Work order: Set down all of the entries below word for word, with the pictures left out.

(Extracted records)
--------

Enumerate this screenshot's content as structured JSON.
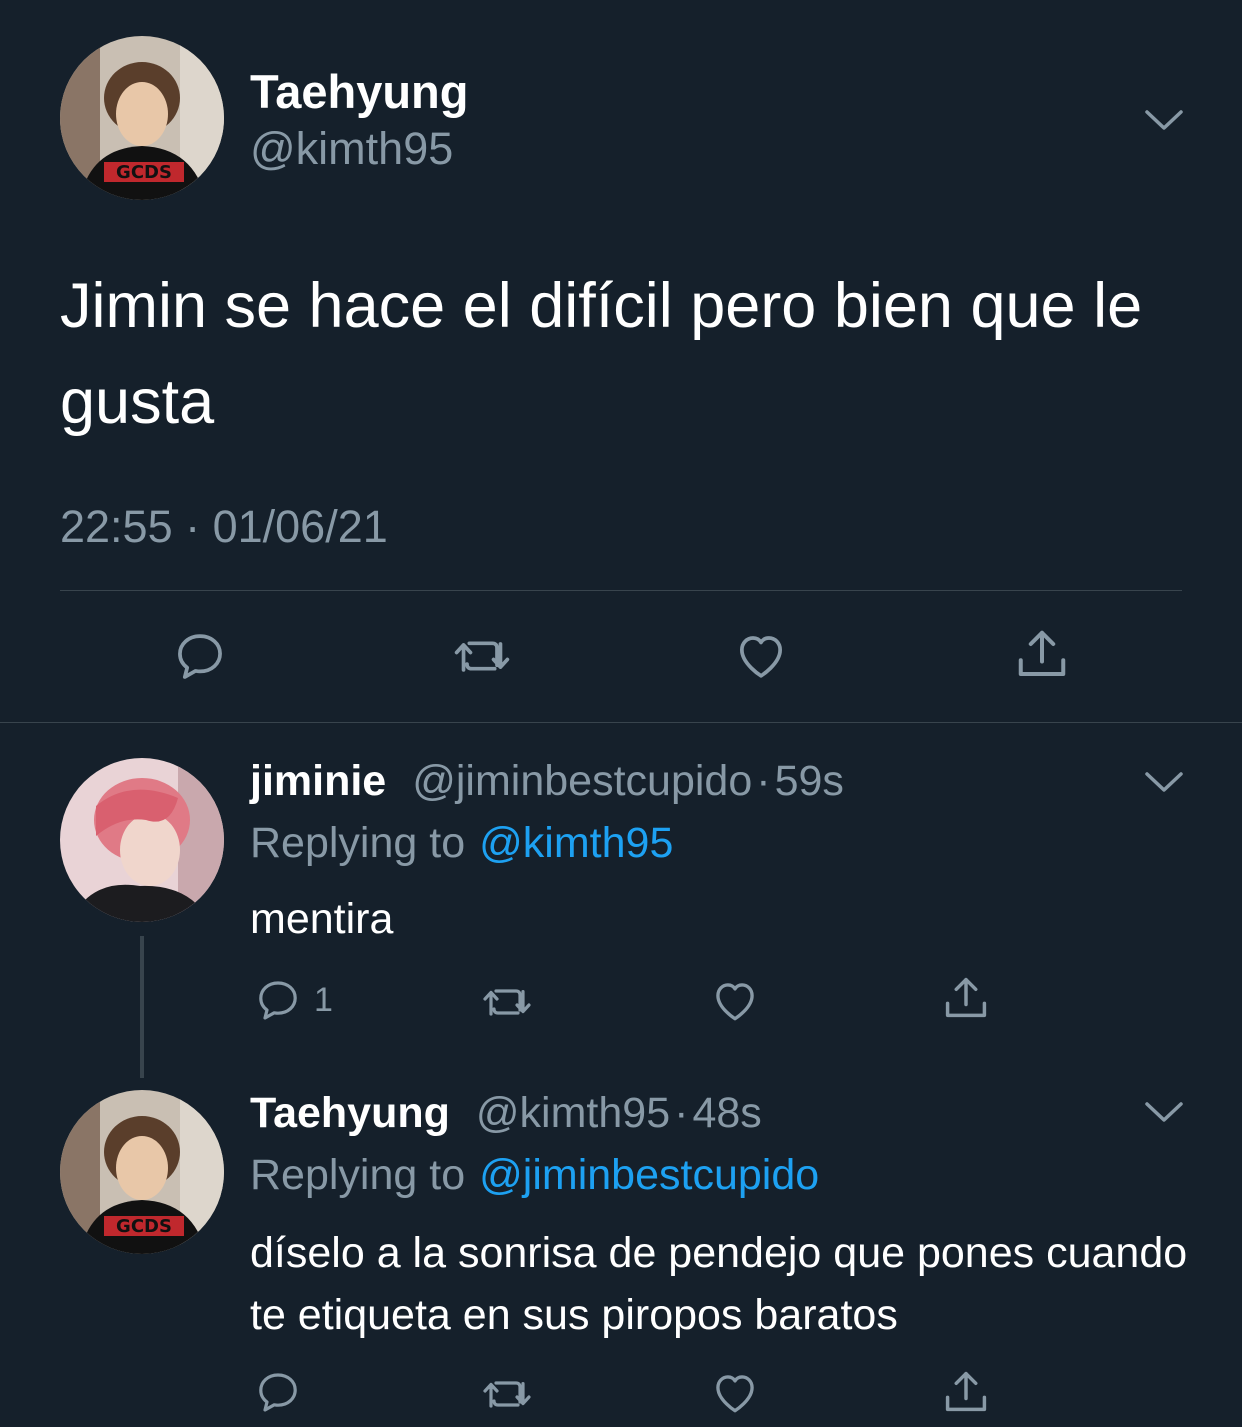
{
  "main_tweet": {
    "name": "Taehyung",
    "handle": "@kimth95",
    "text": "Jimin se hace el difícil pero bien que le gusta",
    "timestamp": "22:55 · 01/06/21",
    "avatar_icon": "avatar-taehyung"
  },
  "replies": [
    {
      "name": "jiminie",
      "handle": "@jiminbestcupido",
      "dot": "·",
      "time": "59s",
      "replying_prefix": "Replying to",
      "replying_to": "@kimth95",
      "text": "mentira",
      "reply_count": "1",
      "avatar_icon": "avatar-jiminie"
    },
    {
      "name": "Taehyung",
      "handle": "@kimth95",
      "dot": "·",
      "time": "48s",
      "replying_prefix": "Replying to",
      "replying_to": "@jiminbestcupido",
      "text": "díselo a la sonrisa de pendejo que pones cuando te etiqueta en sus piropos baratos",
      "reply_count": "",
      "avatar_icon": "avatar-taehyung"
    }
  ],
  "colors": {
    "background": "#15202b",
    "secondary_text": "#8899a6",
    "mention": "#1da1f2",
    "divider": "#38444d"
  },
  "icons": {
    "reply": "reply-icon",
    "retweet": "retweet-icon",
    "like": "heart-icon",
    "share": "share-icon",
    "more": "chevron-down-icon"
  }
}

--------

Answer to this task:
Enumerate this screenshot's content as structured JSON.
{
  "main_tweet": {
    "name": "Taehyung",
    "handle": "@kimth95",
    "text": "Jimin se hace el difícil pero bien que le gusta",
    "timestamp": "22:55 · 01/06/21",
    "avatar_icon": "avatar-taehyung"
  },
  "replies": [
    {
      "name": "jiminie",
      "handle": "@jiminbestcupido",
      "dot": "·",
      "time": "59s",
      "replying_prefix": "Replying to",
      "replying_to": "@kimth95",
      "text": "mentira",
      "reply_count": "1",
      "avatar_icon": "avatar-jiminie"
    },
    {
      "name": "Taehyung",
      "handle": "@kimth95",
      "dot": "·",
      "time": "48s",
      "replying_prefix": "Replying to",
      "replying_to": "@jiminbestcupido",
      "text": "díselo a la sonrisa de pendejo que pones cuando te etiqueta en sus piropos baratos",
      "reply_count": "",
      "avatar_icon": "avatar-taehyung"
    }
  ],
  "colors": {
    "background": "#15202b",
    "secondary_text": "#8899a6",
    "mention": "#1da1f2",
    "divider": "#38444d"
  },
  "icons": {
    "reply": "reply-icon",
    "retweet": "retweet-icon",
    "like": "heart-icon",
    "share": "share-icon",
    "more": "chevron-down-icon"
  }
}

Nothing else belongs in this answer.